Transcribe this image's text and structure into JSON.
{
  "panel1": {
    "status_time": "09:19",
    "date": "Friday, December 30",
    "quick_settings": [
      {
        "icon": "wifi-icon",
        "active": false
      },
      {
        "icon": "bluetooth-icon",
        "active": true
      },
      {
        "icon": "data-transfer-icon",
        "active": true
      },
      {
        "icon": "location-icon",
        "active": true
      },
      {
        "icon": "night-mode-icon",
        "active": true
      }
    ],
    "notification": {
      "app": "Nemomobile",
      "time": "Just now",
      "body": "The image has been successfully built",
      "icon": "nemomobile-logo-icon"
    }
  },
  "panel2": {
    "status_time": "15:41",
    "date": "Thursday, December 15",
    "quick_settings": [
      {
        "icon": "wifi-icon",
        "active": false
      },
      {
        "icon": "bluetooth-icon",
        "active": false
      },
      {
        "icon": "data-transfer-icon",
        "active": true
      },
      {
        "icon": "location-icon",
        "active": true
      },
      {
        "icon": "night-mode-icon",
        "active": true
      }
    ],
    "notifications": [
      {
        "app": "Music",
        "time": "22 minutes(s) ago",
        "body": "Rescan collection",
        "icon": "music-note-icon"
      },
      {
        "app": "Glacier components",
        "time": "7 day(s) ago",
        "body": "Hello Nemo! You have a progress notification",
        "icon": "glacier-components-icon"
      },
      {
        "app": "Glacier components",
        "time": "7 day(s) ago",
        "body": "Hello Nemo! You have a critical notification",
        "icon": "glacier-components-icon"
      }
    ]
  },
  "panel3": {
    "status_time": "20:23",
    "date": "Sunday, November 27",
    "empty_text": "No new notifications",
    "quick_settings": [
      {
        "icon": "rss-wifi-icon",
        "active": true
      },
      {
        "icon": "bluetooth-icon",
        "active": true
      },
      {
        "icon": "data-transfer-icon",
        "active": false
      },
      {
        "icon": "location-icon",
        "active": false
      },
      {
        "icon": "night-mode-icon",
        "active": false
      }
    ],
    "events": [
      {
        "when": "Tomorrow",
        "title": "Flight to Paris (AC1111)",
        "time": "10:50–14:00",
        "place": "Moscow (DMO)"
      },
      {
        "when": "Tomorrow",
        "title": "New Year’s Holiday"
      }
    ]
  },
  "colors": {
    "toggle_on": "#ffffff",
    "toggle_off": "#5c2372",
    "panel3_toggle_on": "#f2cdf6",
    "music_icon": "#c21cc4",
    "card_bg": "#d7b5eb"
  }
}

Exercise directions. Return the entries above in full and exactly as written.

Exercise response.
Transcribe this image's text and structure into JSON.
{
  "panel1": {
    "status_time": "09:19",
    "date": "Friday, December 30",
    "quick_settings": [
      {
        "icon": "wifi-icon",
        "active": false
      },
      {
        "icon": "bluetooth-icon",
        "active": true
      },
      {
        "icon": "data-transfer-icon",
        "active": true
      },
      {
        "icon": "location-icon",
        "active": true
      },
      {
        "icon": "night-mode-icon",
        "active": true
      }
    ],
    "notification": {
      "app": "Nemomobile",
      "time": "Just now",
      "body": "The image has been successfully built",
      "icon": "nemomobile-logo-icon"
    }
  },
  "panel2": {
    "status_time": "15:41",
    "date": "Thursday, December 15",
    "quick_settings": [
      {
        "icon": "wifi-icon",
        "active": false
      },
      {
        "icon": "bluetooth-icon",
        "active": false
      },
      {
        "icon": "data-transfer-icon",
        "active": true
      },
      {
        "icon": "location-icon",
        "active": true
      },
      {
        "icon": "night-mode-icon",
        "active": true
      }
    ],
    "notifications": [
      {
        "app": "Music",
        "time": "22 minutes(s) ago",
        "body": "Rescan collection",
        "icon": "music-note-icon"
      },
      {
        "app": "Glacier components",
        "time": "7 day(s) ago",
        "body": "Hello Nemo! You have a progress notification",
        "icon": "glacier-components-icon"
      },
      {
        "app": "Glacier components",
        "time": "7 day(s) ago",
        "body": "Hello Nemo! You have a critical notification",
        "icon": "glacier-components-icon"
      }
    ]
  },
  "panel3": {
    "status_time": "20:23",
    "date": "Sunday, November 27",
    "empty_text": "No new notifications",
    "quick_settings": [
      {
        "icon": "rss-wifi-icon",
        "active": true
      },
      {
        "icon": "bluetooth-icon",
        "active": true
      },
      {
        "icon": "data-transfer-icon",
        "active": false
      },
      {
        "icon": "location-icon",
        "active": false
      },
      {
        "icon": "night-mode-icon",
        "active": false
      }
    ],
    "events": [
      {
        "when": "Tomorrow",
        "title": "Flight to Paris (AC1111)",
        "time": "10:50–14:00",
        "place": "Moscow (DMO)"
      },
      {
        "when": "Tomorrow",
        "title": "New Year’s Holiday"
      }
    ]
  },
  "colors": {
    "toggle_on": "#ffffff",
    "toggle_off": "#5c2372",
    "panel3_toggle_on": "#f2cdf6",
    "music_icon": "#c21cc4",
    "card_bg": "#d7b5eb"
  }
}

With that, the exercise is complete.